- **Prompt**
The listing below must be reproduced in full, exactly as written.
==== Given data ====
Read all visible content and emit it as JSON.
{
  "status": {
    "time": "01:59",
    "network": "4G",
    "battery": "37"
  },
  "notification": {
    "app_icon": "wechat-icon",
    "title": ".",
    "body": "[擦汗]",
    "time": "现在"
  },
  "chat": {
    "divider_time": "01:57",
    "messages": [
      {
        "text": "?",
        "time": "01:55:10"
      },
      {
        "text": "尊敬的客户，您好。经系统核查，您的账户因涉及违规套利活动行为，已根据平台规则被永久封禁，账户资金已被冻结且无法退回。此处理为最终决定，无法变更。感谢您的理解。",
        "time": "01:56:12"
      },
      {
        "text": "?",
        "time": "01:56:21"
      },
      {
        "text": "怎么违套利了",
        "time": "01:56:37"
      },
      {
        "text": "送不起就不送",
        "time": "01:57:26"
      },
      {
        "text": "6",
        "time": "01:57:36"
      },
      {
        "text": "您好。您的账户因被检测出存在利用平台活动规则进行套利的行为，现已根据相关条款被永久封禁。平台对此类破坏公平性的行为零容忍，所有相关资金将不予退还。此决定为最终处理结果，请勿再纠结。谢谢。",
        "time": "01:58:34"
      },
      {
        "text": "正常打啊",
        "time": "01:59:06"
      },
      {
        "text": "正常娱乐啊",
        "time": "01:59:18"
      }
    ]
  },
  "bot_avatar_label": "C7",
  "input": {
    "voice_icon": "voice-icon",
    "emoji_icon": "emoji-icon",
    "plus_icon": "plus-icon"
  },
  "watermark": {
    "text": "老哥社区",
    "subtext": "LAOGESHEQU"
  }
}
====
- **Exercise solution**
Read all visible content and emit it as JSON.
{
  "status": {
    "time": "01:59",
    "network": "4G",
    "battery": "37"
  },
  "notification": {
    "app_icon": "wechat-icon",
    "title": ".",
    "body": "[擦汗]",
    "time": "现在"
  },
  "chat": {
    "divider_time": "01:57",
    "messages": [
      {
        "text": "?",
        "time": "01:55:10"
      },
      {
        "text": "尊敬的客户，您好。经系统核查，您的账户因涉及违规套利活动行为，已根据平台规则被永久封禁，账户资金已被冻结且无法退回。此处理为最终决定，无法变更。感谢您的理解。",
        "time": "01:56:12"
      },
      {
        "text": "?",
        "time": "01:56:21"
      },
      {
        "text": "怎么违套利了",
        "time": "01:56:37"
      },
      {
        "text": "送不起就不送",
        "time": "01:57:26"
      },
      {
        "text": "6",
        "time": "01:57:36"
      },
      {
        "text": "您好。您的账户因被检测出存在利用平台活动规则进行套利的行为，现已根据相关条款被永久封禁。平台对此类破坏公平性的行为零容忍，所有相关资金将不予退还。此决定为最终处理结果，请勿再纠结。谢谢。",
        "time": "01:58:34"
      },
      {
        "text": "正常打啊",
        "time": "01:59:06"
      },
      {
        "text": "正常娱乐啊",
        "time": "01:59:18"
      }
    ]
  },
  "bot_avatar_label": "C7",
  "input": {
    "voice_icon": "voice-icon",
    "emoji_icon": "emoji-icon",
    "plus_icon": "plus-icon"
  },
  "watermark": {
    "text": "老哥社区",
    "subtext": "LAOGESHEQU"
  }
}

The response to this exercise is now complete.